North Yorkshire County Council’s Executive recently approved the North Yorkshire Council Climate Change Strategy Draft for public consultation, and will be inviting all ‘partners’, residents, communities and businesses (including ACE) across North Yorkshire to give their views by 7 April 2023.
The strategy outlines the activities which the new North Yorkshire Council (NYC) can take to tackle the causes and impacts of climate change through 4 areas:
- Reducing greenhouse gas emissions to slow down climate change.
- Preparing our services and our residents for the changing climate.
- Supporting nature, on which we depend, to thrive.
- North Yorkshire Council – To be operationally carbon neutral by 2030.
It also highlights how North Yorkshire Council will work with partners in the public, private and voluntary sectors to support the regional ambition to become a carbon negative region by 2040 – following the York and North Yorkshire Route map to Carbon Negative.
The consultation draft will be published on 13 February.

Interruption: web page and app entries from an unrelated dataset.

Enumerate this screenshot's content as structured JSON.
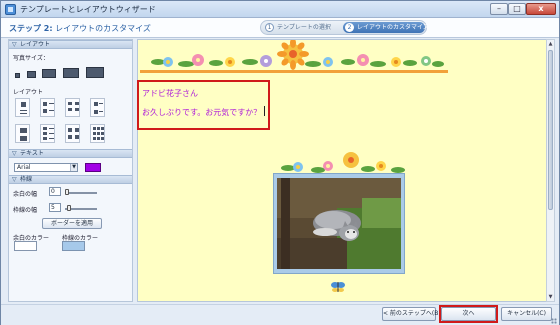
{
  "window": {
    "title": "テンプレートとレイアウトウィザード",
    "controls": {
      "minimize": "–",
      "maximize": "□",
      "close": "x"
    }
  },
  "step": {
    "prefix": "ステップ 2:",
    "title": "レイアウトのカスタマイズ",
    "stepper": [
      {
        "num": "1",
        "label": "テンプレートの選択",
        "active": false
      },
      {
        "num": "2",
        "label": "レイアウトのカスタマイズ",
        "active": true
      }
    ]
  },
  "sidebar": {
    "layout_section": {
      "header": "レイアウト",
      "photo_size_label": "写真サイズ：",
      "photo_sizes": [
        "size-xs",
        "size-s",
        "size-m",
        "size-l",
        "size-xl"
      ],
      "layout_label": "レイアウト"
    },
    "text_section": {
      "header": "テキスト",
      "font_value": "Arial",
      "font_color": "#a100e6"
    },
    "border_section": {
      "header": "枠線",
      "margin_width_label": "余白の幅",
      "margin_width_value": "0",
      "border_width_label": "枠線の幅",
      "border_width_value": "5",
      "apply_border_button": "ボーダーを適用",
      "margin_color_label": "余白のカラー",
      "border_color_label": "枠線のカラー",
      "margin_color": "#ffffff",
      "border_color": "#a6c9ea"
    }
  },
  "canvas": {
    "background": "#ffffc4",
    "greeting": "アドビ花子さん",
    "message": "お久しぶりです。お元気ですか？"
  },
  "footer": {
    "back_button": "< 前のステップへ(B)",
    "next_button": "次へ",
    "cancel_button": "キャンセル(C)"
  },
  "colors": {
    "accent": "#3f73b5",
    "highlight_box": "#d01a1a",
    "text_purple": "#b020d8"
  }
}
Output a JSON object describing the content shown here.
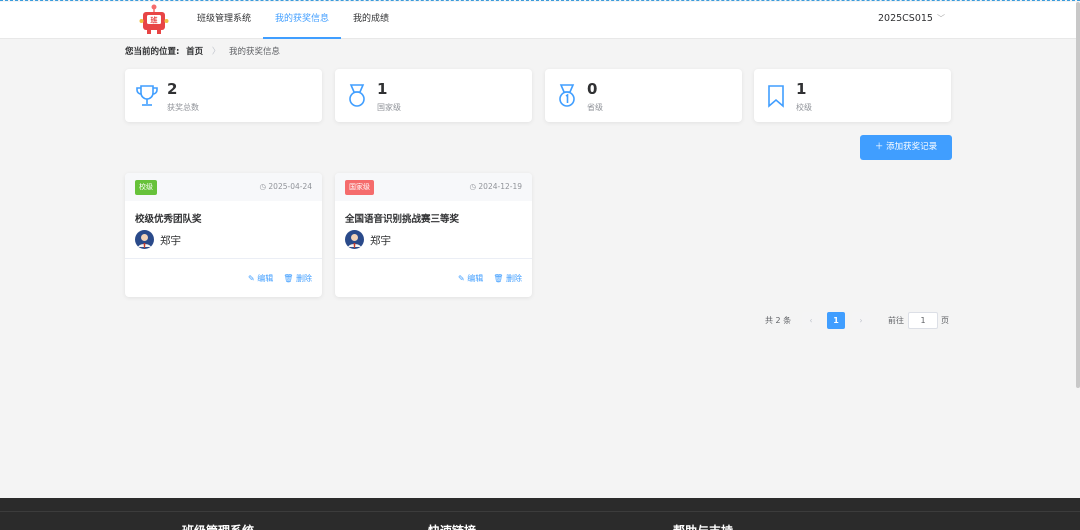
{
  "header": {
    "nav": [
      "班级管理系统",
      "我的获奖信息",
      "我的成绩"
    ],
    "active_nav": 1,
    "user": "2025CS015",
    "user_caret": "﹀",
    "logo_char": "班"
  },
  "breadcrumb": {
    "label": "您当前的位置:",
    "home": "首页",
    "sep": "〉",
    "current": "我的获奖信息"
  },
  "stats": [
    {
      "value": "2",
      "label": "获奖总数",
      "icon": "trophy-icon"
    },
    {
      "value": "1",
      "label": "国家级",
      "icon": "medal-icon"
    },
    {
      "value": "0",
      "label": "省级",
      "icon": "medal-one-icon"
    },
    {
      "value": "1",
      "label": "校级",
      "icon": "bookmark-icon"
    }
  ],
  "add_button": "＋ 添加获奖记录",
  "awards": [
    {
      "level": "校级",
      "level_color": "#67c23a",
      "date": "◷ 2025-04-24",
      "title": "校级优秀团队奖",
      "name": "郑宇",
      "edit": "✎ 编辑",
      "delete": "🗑 删除"
    },
    {
      "level": "国家级",
      "level_color": "#f56c6c",
      "date": "◷ 2024-12-19",
      "title": "全国语音识别挑战赛三等奖",
      "name": "郑宇",
      "edit": "✎ 编辑",
      "delete": "🗑 删除"
    }
  ],
  "pagination": {
    "total": "共 2 条",
    "prev": "‹",
    "page": "1",
    "next": "›",
    "goto_label": "前往",
    "goto_value": "1",
    "unit": "页"
  },
  "footer": {
    "headings": [
      "班级管理系统",
      "快速链接",
      "帮助与支持"
    ]
  },
  "colors": {
    "primary": "#409eff",
    "school_tag": "#67c23a",
    "national_tag": "#f56c6c"
  }
}
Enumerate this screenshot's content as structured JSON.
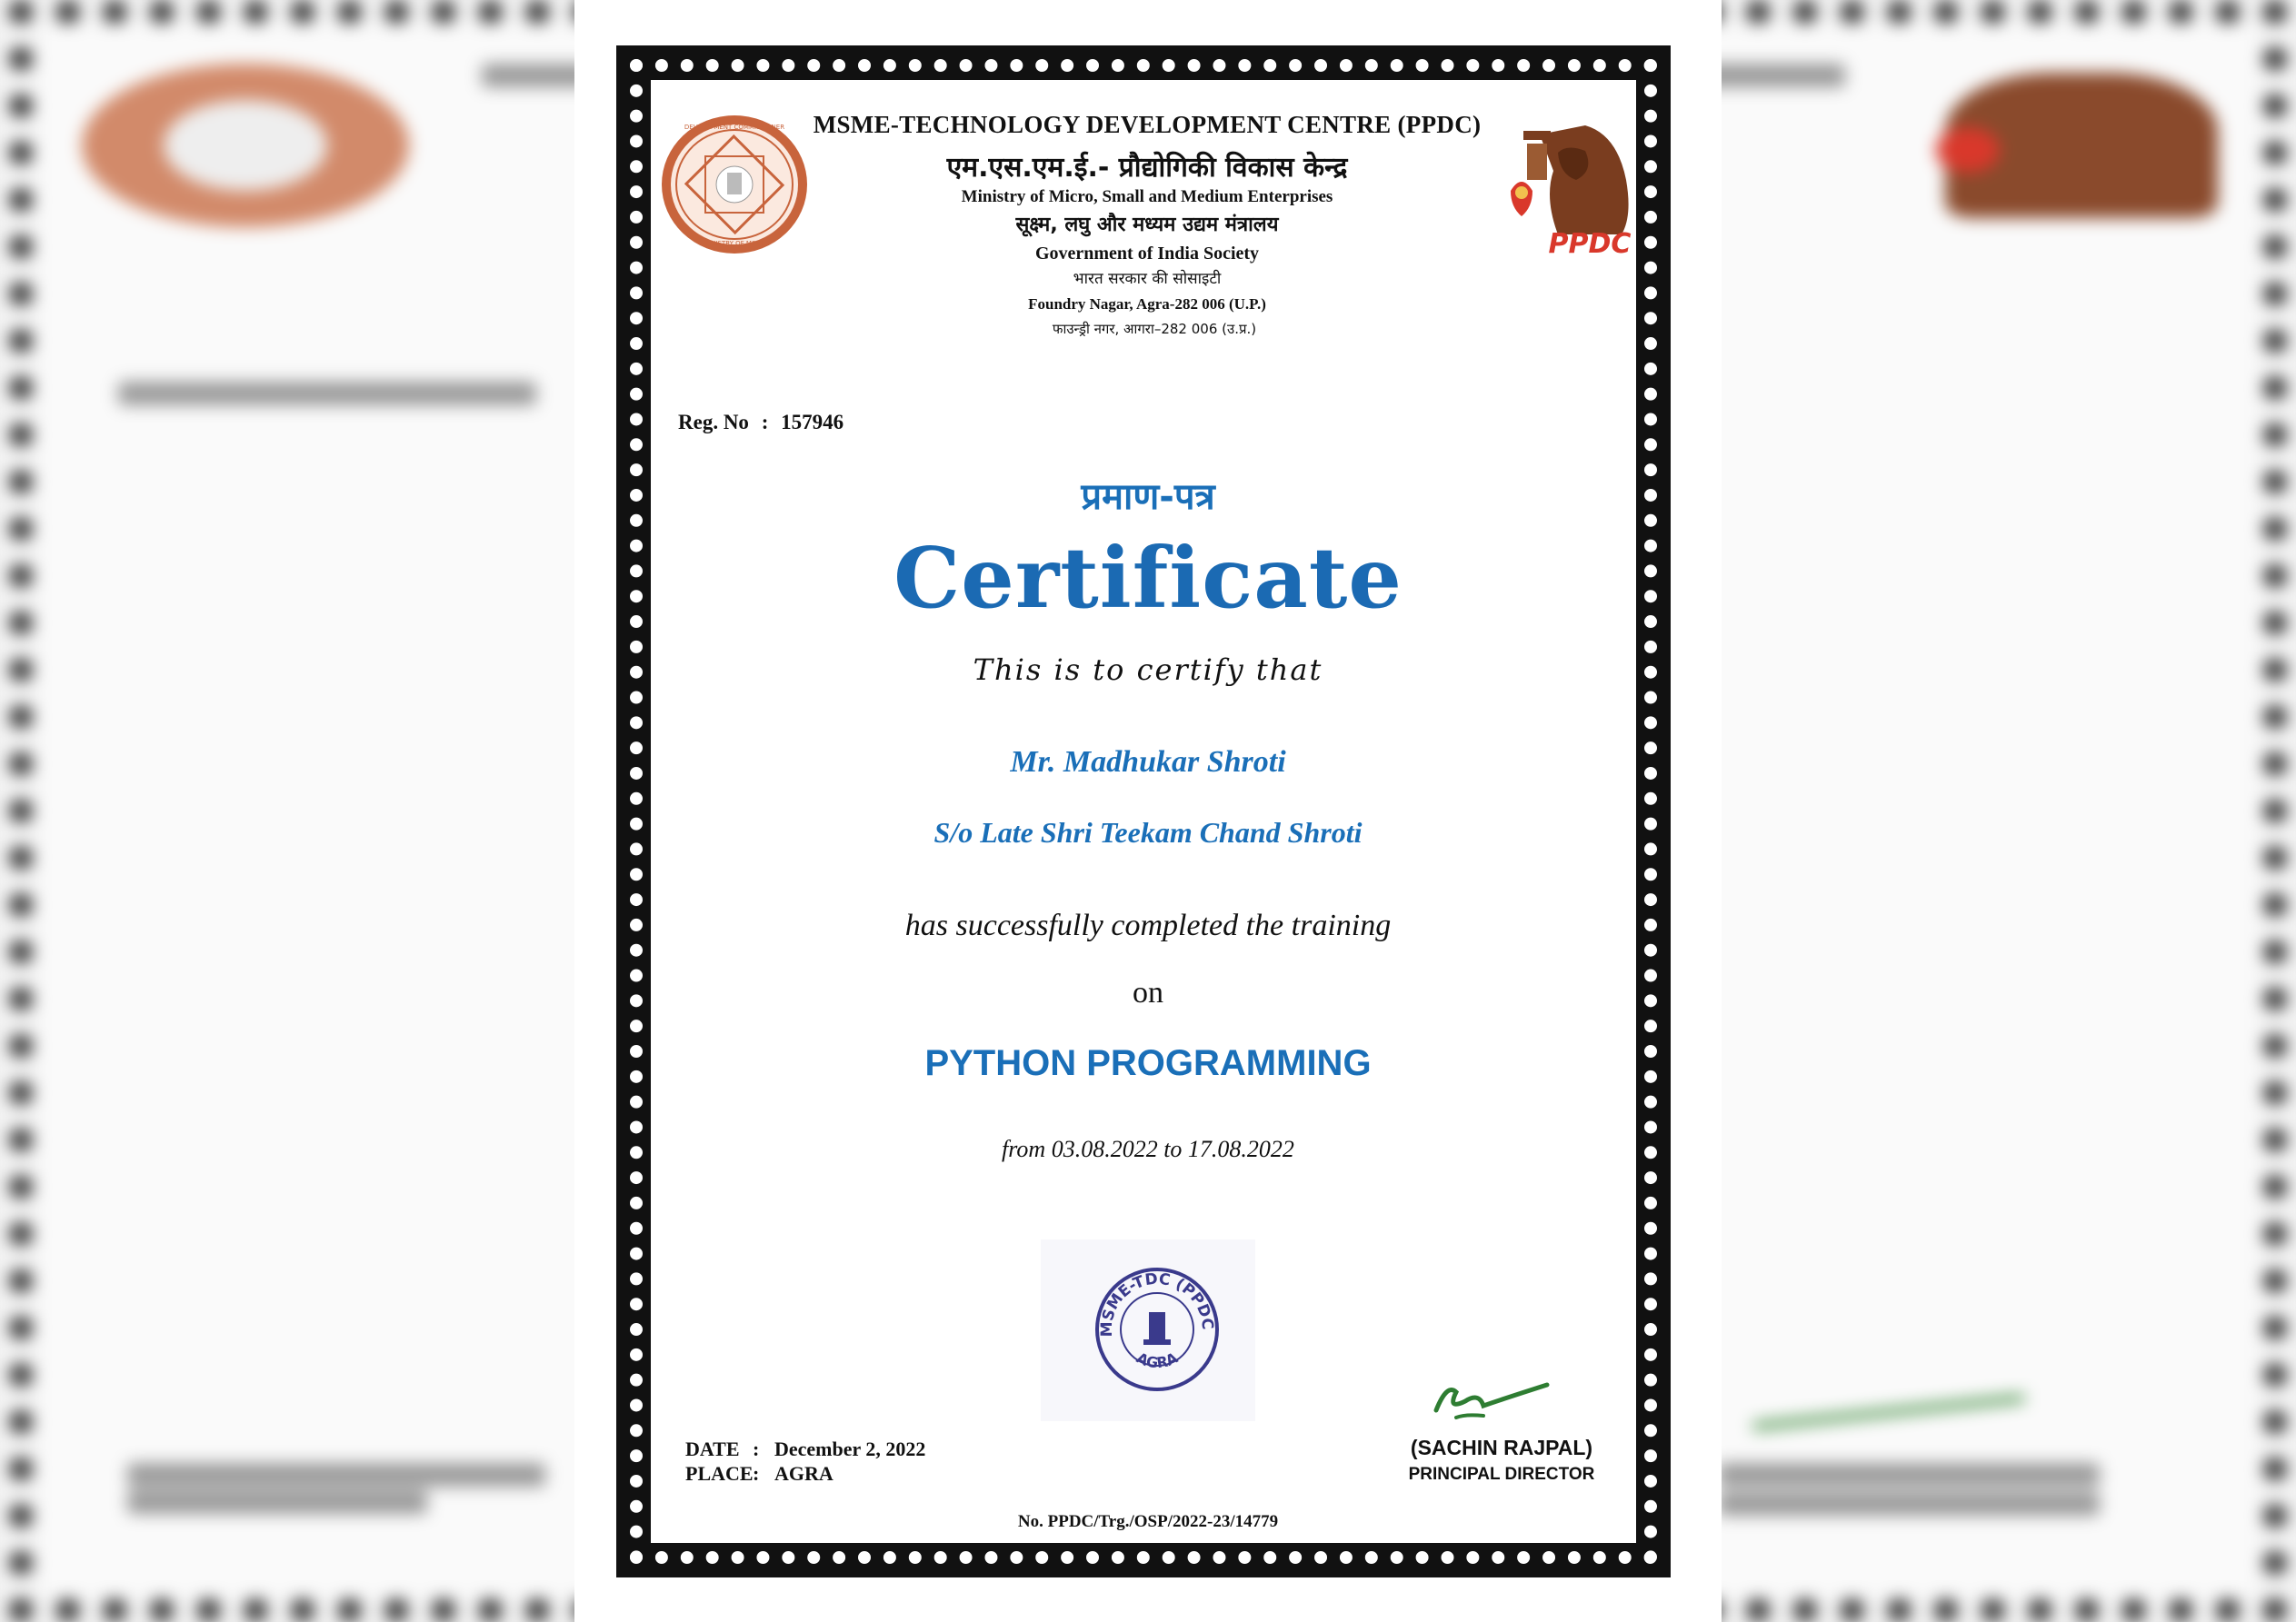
{
  "header": {
    "org_en": "MSME-TECHNOLOGY DEVELOPMENT CENTRE (PPDC)",
    "org_hi": "एम.एस.एम.ई.- प्रौद्योगिकी विकास केन्द्र",
    "ministry_en": "Ministry of Micro, Small and Medium Enterprises",
    "ministry_hi": "सूक्ष्म, लघु और मध्यम उद्यम मंत्रालय",
    "society_en": "Government of India Society",
    "society_hi": "भारत सरकार की सोसाइटी",
    "address_en": "Foundry Nagar, Agra-282 006 (U.P.)",
    "address_hi": "फाउन्ड्री नगर, आगरा–282 006 (उ.प्र.)",
    "logo_text": "PPDC",
    "left_seal_text_top": "DEVELOPMENT COMMISSIONER",
    "left_seal_text_bottom": "MINISTRY OF MSME"
  },
  "registration": {
    "label": "Reg. No",
    "separator": ":",
    "value": "157946"
  },
  "certificate": {
    "title_hi": "प्रमाण-पत्र",
    "title_en": "Certificate",
    "certify_line": "This is to certify that",
    "recipient_name": "Mr. Madhukar Shroti",
    "recipient_parent": "S/o Late Shri Teekam Chand Shroti",
    "completion_line": "has successfully completed the training",
    "on_word": "on",
    "course": "PYTHON PROGRAMMING",
    "period": "from 03.08.2022 to 17.08.2022"
  },
  "stamp": {
    "top_text": "MSME-TDC (PPDC)",
    "bottom_text": "AGRA"
  },
  "footer": {
    "date_label": "DATE",
    "date_value": "December 2, 2022",
    "place_label": "PLACE",
    "place_value": "AGRA",
    "separator": ":",
    "signatory_name": "(SACHIN RAJPAL)",
    "signatory_title": "PRINCIPAL DIRECTOR",
    "reference_no": "No. PPDC/Trg./OSP/2022-23/14779"
  },
  "colors": {
    "accent_blue": "#1a6fb8",
    "seal_orange": "#c8643c",
    "logo_brown": "#7a3d1f",
    "logo_red": "#d9382b",
    "stamp_purple": "#3a3a8c",
    "signature_green": "#2e7d32"
  }
}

The draft strategy acknowledges that a host of measures will need to be employed and will have to be introduced across the public sector as well as businesses and North Yorkshire’s communities.
Figures show that North Yorkshire produced 5,829 kilotonnes of carbon dioxide equivalents (kt co2e) in 2020, with agriculture equating to a third of the total, transport responsible for 28 per cent and 19 per cent coming from homes.
Initiatives which will need to be adopted include producing more renewable energy, reducing the use of fossil fuels, improving insulation in homes, encouraging the use of low-emission vehicles and promoting more active travel such as cycling and walking.
The Council believes that the move to a single unitary authority covering the whole of North Yorkshire will provide a once-in-a-lifetime opportunity to streamline policies and provide a clearly defined approach across the county.
North Yorkshire County Council and the seven district and borough authorities will merge from 1 April to pave the way for a devolution deal, which is set to transfer decision-making powers and millions of pounds of funding from Westminster to local political leaders.
Council leader, Councillor Carl Les, who will become the leader of the new authority in April, said: “The new North Yorkshire Council will present us with a huge opportunity to provide a co-ordinated strategy across the county, working closely with our communities and partners.
“It will provide crucial foundations in helping reduce carbon emissions in North Yorkshire and for the whole country to achieve the Government’s target to become carbon neutral by 2050.”
Co-ordinator Sarah Wiltshire commented: “ACE will be providing feedback with other members of the North Yorkshire Climate Coalition through a written response and a meeting with Michael Leah (incoming NYC Assistant Director Policy, Partnerships and Communities) to be held later in February. We also encourage everyone to comment, to get in touch with their local councillors and to show their support for detailed and urgent action to be taken.”
Photo: Barry White.